I'm guessing it's a personal preference how "soupy" you like the finished dal to be, but here's how mine looked when I stopped cooking it. You can see the lentil shapes a little, but if you touch them they're mostly dissolved and they're slightly thick.

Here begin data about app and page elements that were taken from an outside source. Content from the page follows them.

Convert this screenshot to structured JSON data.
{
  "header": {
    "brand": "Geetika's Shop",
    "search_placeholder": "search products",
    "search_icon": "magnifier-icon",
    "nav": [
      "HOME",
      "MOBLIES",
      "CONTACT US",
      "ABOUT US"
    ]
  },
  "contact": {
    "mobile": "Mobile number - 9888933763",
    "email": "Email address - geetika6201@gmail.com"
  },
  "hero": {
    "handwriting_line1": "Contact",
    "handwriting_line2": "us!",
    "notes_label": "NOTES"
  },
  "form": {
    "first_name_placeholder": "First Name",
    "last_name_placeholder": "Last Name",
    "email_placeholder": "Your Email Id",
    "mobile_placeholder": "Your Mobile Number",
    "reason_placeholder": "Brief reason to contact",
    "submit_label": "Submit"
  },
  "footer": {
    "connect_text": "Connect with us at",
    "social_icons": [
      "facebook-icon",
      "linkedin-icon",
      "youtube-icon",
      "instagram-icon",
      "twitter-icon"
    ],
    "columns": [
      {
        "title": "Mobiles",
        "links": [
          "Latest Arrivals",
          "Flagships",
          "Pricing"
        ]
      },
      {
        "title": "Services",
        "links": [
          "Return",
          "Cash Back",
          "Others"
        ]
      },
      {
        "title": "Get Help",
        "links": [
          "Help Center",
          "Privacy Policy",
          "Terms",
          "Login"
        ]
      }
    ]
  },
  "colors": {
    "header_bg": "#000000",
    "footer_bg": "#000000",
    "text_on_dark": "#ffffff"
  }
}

Eat hot, with chopped cilantro or green onions sprinkled on if desired.
(Makes 6-8 servings as a side dish or snack, recipe adapted from Betty Crocker Easy Indian.)
2 cups dried red lentils, rinsed, and drained
1 tsp. ground turmeric
5 cups water
2 T grapeseed oil (or other neutral-flavored oil)
2 tsp. cumin seeds
2 small onions, chopped
2 T finely diced fresh ginger root
1 can (4 oz.) diced anaheim chiles with juice (or for more heat use 3 fresh Thai, Serrano, or Cayenne peppers, seeds removed and chopped)
1 tsp. salt
chopped cilantro or sliced green onions for garnish (optional)
If you buy lentils in bulk you may need to pick over the lentils to see if there are any stray rocks or other types of legumes mixed in. Rinse lentils with cold water until the water is not cloudy, then drain into a fine strainer. Put 5 cups water in a medium saucepan, add lentils and turmeric, and simmer until the lentils are starting to soften and water is mostly absorbed. This will take 15-25 minutes, depending on how fresh your lentils are.
While lentils are cooking, chop the onion, peel and finely dice the ginger root, and chop fresh chiles (if using). Heat the oil in a large heavy skillet, add the cumin seeds, and "sizzle" them for 30 seconds. Add the onions and stir-fry about 1 minute. Add the minced ginger root and stir-fry 2-3 minutes more or until the onions and ginger are both starting to soften and slightly brown. (If you're using fresh chiles, add them with the ginger.) Add the can of diced green chiles with juice and cook about 2 minutes more.
When lentils are soft, add them to the pan with the cumin seeds, onions, ginger, and chiles, and season with 1 tsp. salt. If there isn't much more water left in the lentils add 1/4 cup more water and then cook at a low simmer about 10-15 minutes more, or until the lentils are mostly dissolved and liquid is mostly evaporated.
I think it's a personal preference how soupy you like this dish, but I cook it until the lentils are mostly dissolved and the mixture is slightly thick. Eat hot, garnished with cilantro or sliced green onions if desired. This is good eaten with something like Indian flatbread, flour tortillas, or pita bread to scoop up the lentils.
Lentils and other low-glycemic legumes are approved for any phase of the South Beach Diet, but serving sizes are limited to 1/3 to 1/2 cup for phase one. I'd probably eat this for phase 2 or 3, with some whole wheat or low-carb tortillas or flatbread to scoop up the dal.
More Tasty Dal Variations to Try:
(Recipes from other blogs not always South Beach Diet friendly; check ingredients.)
Bengali Red Dal Curry from Jake from Kalyn's Kitchen
Spiced Vegetable Dal from Andrea Meyers
Dal Makhani, Oberoi Style from A Life (time) of Cooking
Andrha Tomato Dal from Sailu's Kitchen
Basic Yellow Split Pea Dal from Viet World Kitchen
(Want even more recipes? I find these recipes from other blogs using Food Blog Search.)